Support for abortion policies in the United States is at its lowest level since 2001, according to new polling data from Gallup. Only 34 percent of respondents said they're satisfied with "the nation's policies regarding the abortion issue" in Gallup's latest "Mood of the Nation" survey, conducted in early January 2015.
In 2001 through 2008, satisfaction levels hovered between 40 and 48 percent, but this number has been lower in the past few years, slipping down to 39 percent in 2012 and 38 percent in 2013. (The poll was not conducted in 2009-2011.)
Of those dissatisfied with abortion laws, more were concerned that laws didn't restrict abortion enough than had a problem with abortion laws being too strict. Overall, 24 percent said they wanted stricter laws, while 12 percent wanted less strict laws.

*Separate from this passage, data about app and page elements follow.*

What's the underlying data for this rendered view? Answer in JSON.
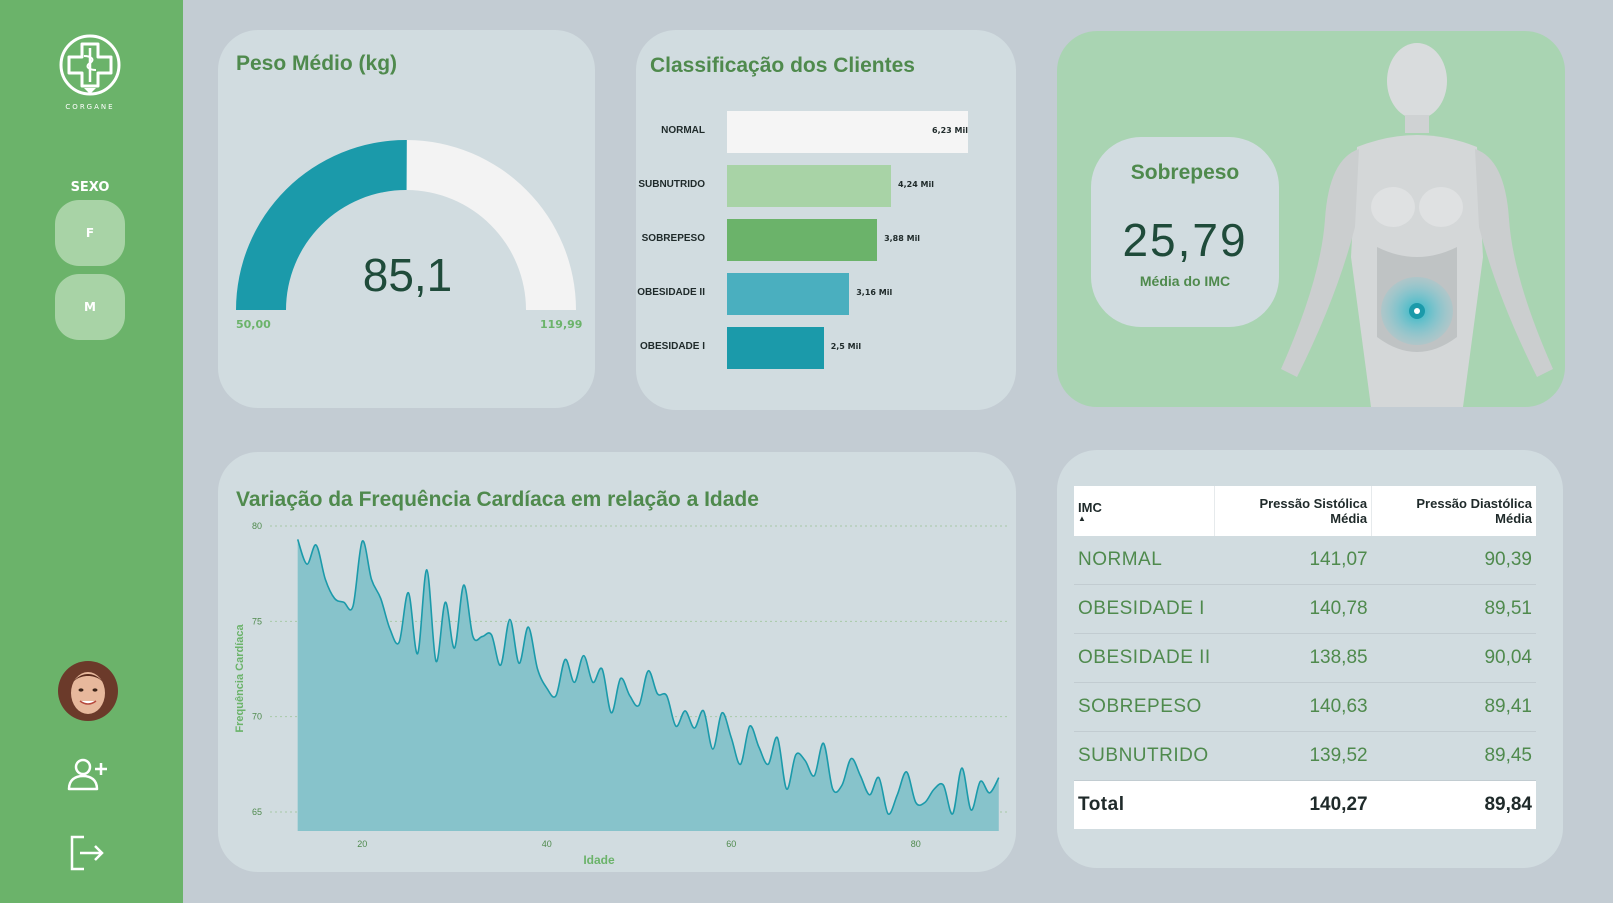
{
  "sidebar": {
    "logo_text": "CORGANE",
    "filter_label": "SEXO",
    "filter_options": [
      "F",
      "M"
    ]
  },
  "gauge_card": {
    "title": "Peso Médio (kg)",
    "value": "85,1",
    "min_label": "50,00",
    "max_label": "119,99",
    "min": 50.0,
    "max": 119.99,
    "current": 85.1,
    "colors": {
      "fill": "#1b9aaa",
      "track": "#f3f3f3"
    }
  },
  "class_card": {
    "title": "Classificação dos Clientes",
    "chart_data": {
      "type": "bar",
      "orientation": "horizontal",
      "title": "Classificação dos Clientes",
      "categories": [
        "NORMAL",
        "SUBNUTRIDO",
        "SOBREPESO",
        "OBESIDADE II",
        "OBESIDADE I"
      ],
      "values": [
        6230,
        4240,
        3880,
        3160,
        2500
      ],
      "data_labels": [
        "6,23 Mil",
        "4,24 Mil",
        "3,88 Mil",
        "3,16 Mil",
        "2,5 Mil"
      ],
      "colors": [
        "#f5f5f5",
        "#a8d3a6",
        "#6bb36a",
        "#4aafbf",
        "#1b9aaa"
      ]
    }
  },
  "imc_card": {
    "title": "Sobrepeso",
    "value": "25,79",
    "subtitle": "Média do IMC"
  },
  "hr_card": {
    "title": "Variação da Frequência Cardíaca em relação a Idade",
    "chart_data": {
      "type": "area",
      "title": "Variação da Frequência Cardíaca em relação a Idade",
      "xlabel": "Idade",
      "ylabel": "Frequência Cardíaca",
      "xlim": [
        10,
        90
      ],
      "ylim": [
        64,
        80
      ],
      "x_ticks": [
        20,
        40,
        60,
        80
      ],
      "y_ticks": [
        65,
        70,
        75,
        80
      ],
      "grid": true,
      "color": "#1b9aaa",
      "fill": "#87c3cb",
      "x": [
        13,
        14,
        15,
        16,
        17,
        18,
        19,
        20,
        21,
        22,
        23,
        24,
        25,
        26,
        27,
        28,
        29,
        30,
        31,
        32,
        33,
        34,
        35,
        36,
        37,
        38,
        39,
        40,
        41,
        42,
        43,
        44,
        45,
        46,
        47,
        48,
        49,
        50,
        51,
        52,
        53,
        54,
        55,
        56,
        57,
        58,
        59,
        60,
        61,
        62,
        63,
        64,
        65,
        66,
        67,
        68,
        69,
        70,
        71,
        72,
        73,
        74,
        75,
        76,
        77,
        78,
        79,
        80,
        81,
        82,
        83,
        84,
        85,
        86,
        87,
        88,
        89
      ],
      "y": [
        79.3,
        78.0,
        79.0,
        77.2,
        76.2,
        76.0,
        75.8,
        79.2,
        77.2,
        76.2,
        74.6,
        73.9,
        76.5,
        73.3,
        77.7,
        72.9,
        76.0,
        73.6,
        76.9,
        74.2,
        74.2,
        74.3,
        72.7,
        75.1,
        72.8,
        74.7,
        72.5,
        71.5,
        71.1,
        73.0,
        71.8,
        73.2,
        71.8,
        72.5,
        70.2,
        72.0,
        71.1,
        70.6,
        72.4,
        71.2,
        71.1,
        69.5,
        70.3,
        69.4,
        70.3,
        68.3,
        70.2,
        68.9,
        67.5,
        69.5,
        68.4,
        67.5,
        68.9,
        66.2,
        68.0,
        67.7,
        66.9,
        68.6,
        66.2,
        66.4,
        67.8,
        66.9,
        65.9,
        66.8,
        64.9,
        65.9,
        67.1,
        65.5,
        65.5,
        66.2,
        66.4,
        64.9,
        67.3,
        65.1,
        66.6,
        66.0,
        66.8
      ]
    }
  },
  "bp_table": {
    "columns": [
      "IMC",
      "Pressão Sistólica Média",
      "Pressão Diastólica Média"
    ],
    "rows": [
      [
        "NORMAL",
        "141,07",
        "90,39"
      ],
      [
        "OBESIDADE I",
        "140,78",
        "89,51"
      ],
      [
        "OBESIDADE II",
        "138,85",
        "90,04"
      ],
      [
        "SOBREPESO",
        "140,63",
        "89,41"
      ],
      [
        "SUBNUTRIDO",
        "139,52",
        "89,45"
      ]
    ],
    "total": [
      "Total",
      "140,27",
      "89,84"
    ]
  },
  "icons": {
    "logo": "medical-cross-caduceus-icon",
    "add_user": "add-user-icon",
    "logout": "logout-icon",
    "sort": "sort-ascending-icon"
  }
}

Since 2011, state passage of abortion restrictions has skyrocketed, with more restritions passed in 2011 though 2013 than in the entire previous decade. The majority of these laws have been what are known as "TRAP" (Targeted Regulation of Abortion Providers) laws, which impose stricter regulations on abortion doctors and clinics than are imposed on other medical providers. Though these laws are often pushed as adding extra layers of protection for women, there's no evidence these layers are necessary. Instead, the laws have been remarkably good at shutting down abortion clinics entirely, with nearly half of Texas clinics forced to close since 2013 (and most of those remaining open in legal limbo), all but three clinics closing in Alabama, and all but one in Mississippi.

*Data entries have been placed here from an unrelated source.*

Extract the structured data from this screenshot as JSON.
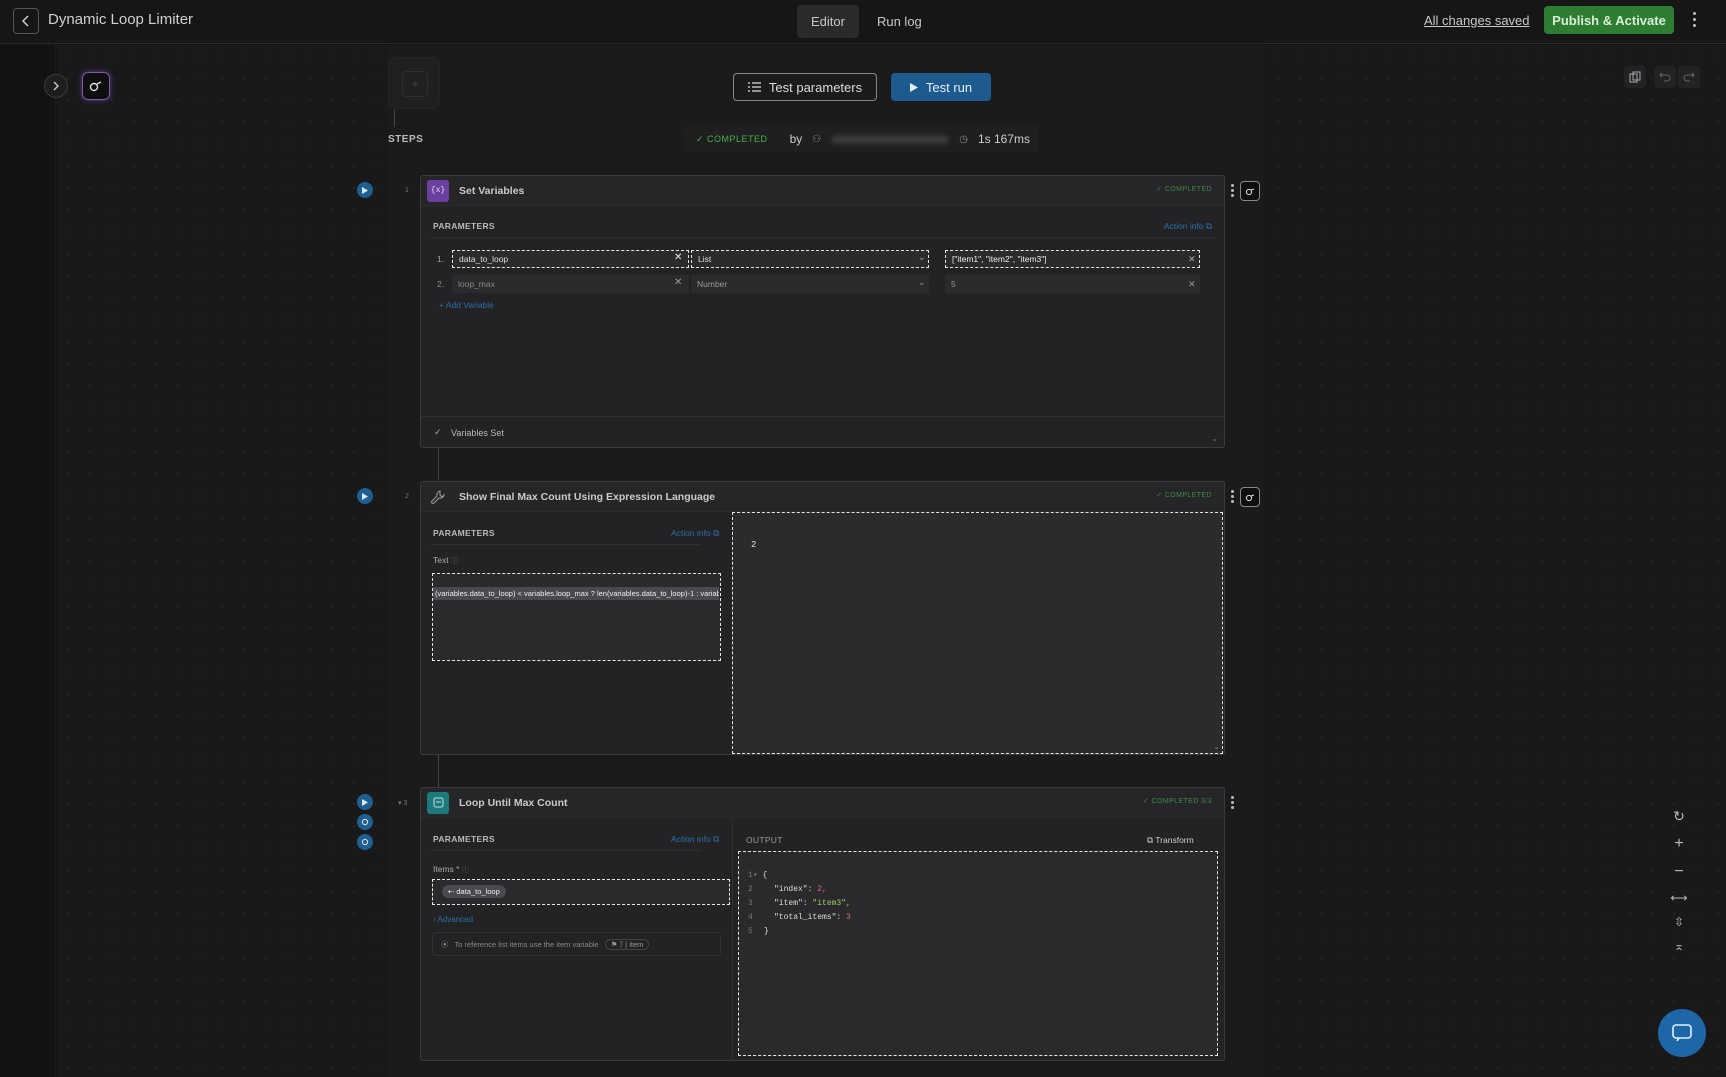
{
  "header": {
    "title": "Dynamic Loop Limiter",
    "tabs": [
      {
        "label": "Editor"
      },
      {
        "label": "Run log"
      }
    ],
    "saved_status": "All changes saved",
    "publish_label": "Publish & Activate"
  },
  "toolbar": {
    "test_parameters_label": "Test parameters",
    "test_run_label": "Test run"
  },
  "run_status": {
    "status": "COMPLETED",
    "by_label": "by",
    "duration": "1s 167ms"
  },
  "steps_label": "STEPS",
  "steps": [
    {
      "number": "1",
      "title": "Set Variables",
      "status": "COMPLETED",
      "parameters_label": "PARAMETERS",
      "action_info_label": "Action info",
      "variables": [
        {
          "index": "1.",
          "name": "data_to_loop",
          "type": "List",
          "value": "[\"item1\", \"item2\", \"item3\"]"
        },
        {
          "index": "2.",
          "name": "loop_max",
          "type": "Number",
          "value": "5"
        }
      ],
      "add_variable_label": "+ Add Variable",
      "footer_label": "Variables Set"
    },
    {
      "number": "2",
      "title": "Show Final Max Count Using Expression Language",
      "status": "COMPLETED",
      "parameters_label": "PARAMETERS",
      "action_info_label": "Action info",
      "text_label": "Text",
      "expression": "(variables.data_to_loop) < variables.loop_max ? len(variables.data_to_loop)-1 : variab",
      "output_value": "2"
    },
    {
      "number": "3",
      "title": "Loop Until Max Count",
      "status": "COMPLETED 3/3",
      "parameters_label": "PARAMETERS",
      "action_info_label": "Action info",
      "items_label": "Items",
      "items_required": "*",
      "items_chip": "data_to_loop",
      "advanced_label": "› Advanced",
      "hint_text": "To reference list items use the item variable",
      "hint_chip": "item",
      "output_label": "OUTPUT",
      "transform_label": "Transform",
      "output_lines": [
        {
          "n": "1",
          "text": "{"
        },
        {
          "n": "2",
          "key": "\"index\"",
          "value": "2,",
          "value_color": "#e06c6c"
        },
        {
          "n": "3",
          "key": "\"item\"",
          "value": "\"item3\",",
          "value_color": "#9ccc65"
        },
        {
          "n": "4",
          "key": "\"total_items\"",
          "value": "3",
          "value_color": "#e06c6c"
        },
        {
          "n": "5",
          "text": "}"
        }
      ]
    }
  ],
  "colors": {
    "accent_blue": "#1d5a8e",
    "publish_green": "#2e7d32",
    "completed_green": "#3f8a48",
    "step1_icon": "#6a3fa0",
    "step3_icon": "#1d7a7a"
  }
}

Yet other states have recently seen high-profile pushes for abortion restrictions flop. In the 2014 midterm elections, personhood measures failed in Colorado and North Dakota, and a Tennessee amendment that passed is being contested. Federal courts recently ruled against all or parts of anti-abortion laws in North Carolina, Indiana, Texas, Louisiana, Alabama, and Mississippi, and the U.S. Supreme Court blocked part of a Texas TRAP law. And at the federal level, anti-abortion legislation (outside anti-federal funding measures) has repeatedly failed. It's easy to see why those opposed to abortion access might have been feeling frustrated this January.
When broken down by party affiliation, the Gallup poll found increased dissatisfaction with abortion policies was largely coming from Republicans, whose disapproval jumped from an average of 50 percent between 2002-2008 to an average of 62 percent between 2012-2015. Of these dissatisfied conservative respondents, most wanted stricter laws (38 percent then, 43 percent now), a slightly growing percent wanted less strict laws (then 5 percent, 7 percent now), and a puzzling third group are dissatisfied but want the laws to remain the same (then 7 percent, now 12 percent).

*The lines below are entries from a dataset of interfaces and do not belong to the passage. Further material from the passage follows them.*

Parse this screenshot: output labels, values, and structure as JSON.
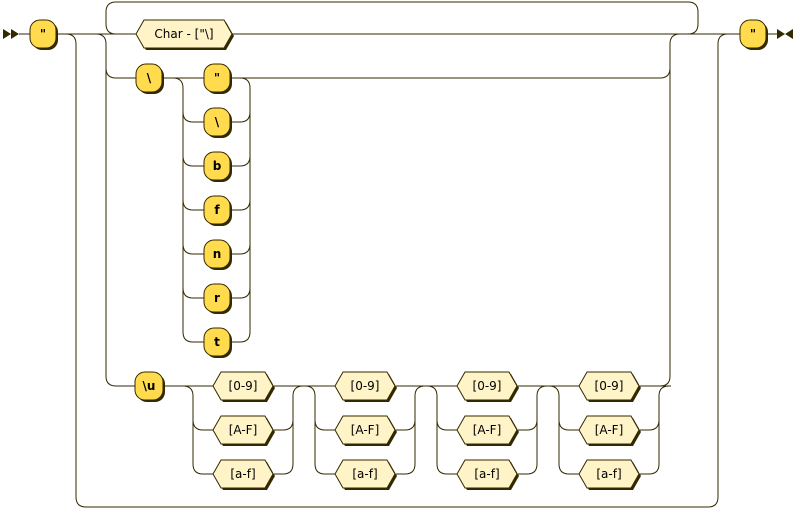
{
  "diagram": {
    "type": "railroad",
    "start_quote": "\"",
    "end_quote": "\"",
    "char_nonterminal": "Char - [\"\\]",
    "escape_backslash": "\\",
    "escape_chars": [
      "\"",
      "\\",
      "b",
      "f",
      "n",
      "r",
      "t"
    ],
    "unicode_prefix": "\\u",
    "hex_groups": [
      [
        "[0-9]",
        "[A-F]",
        "[a-f]"
      ],
      [
        "[0-9]",
        "[A-F]",
        "[a-f]"
      ],
      [
        "[0-9]",
        "[A-F]",
        "[a-f]"
      ],
      [
        "[0-9]",
        "[A-F]",
        "[a-f]"
      ]
    ]
  },
  "colors": {
    "line": "#332900",
    "terminal_fill": "#ffdb4d",
    "nonterminal_fill": "#fff4c7"
  }
}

Among Democrats and independents, satisfaction levels varied less over time. During the Bush years, an average 46 percent of Democrats and 42 percent of independents were satisfied with abortion polices, compared to 47 percent and 40 percent in the past few years. The percentage of dissatisfied Democrats decreased, from 43 to 38 percent and the percentage of dissatisfied independents from 44 to 43 percent. Of dissatisfied Democrats, those who wanted less strict laws held steady at 15 percent and those who wanted stricter laws decreased, from 16 to 13 percent. Of independents, those who want stricter laws is up slightly (23 percent to 25 percent) and the number who want less strict laws is down slightly (from 11 percent to 9 percent).
As dissatisfaction with abortion laws has been increasing, the number of abortions performed in the U.S. has been steadily dropping. In December, the U.S. Centers for Disease Control and Prevention reported a 13 percent drop in the total number of abortions between 2002 and 2011.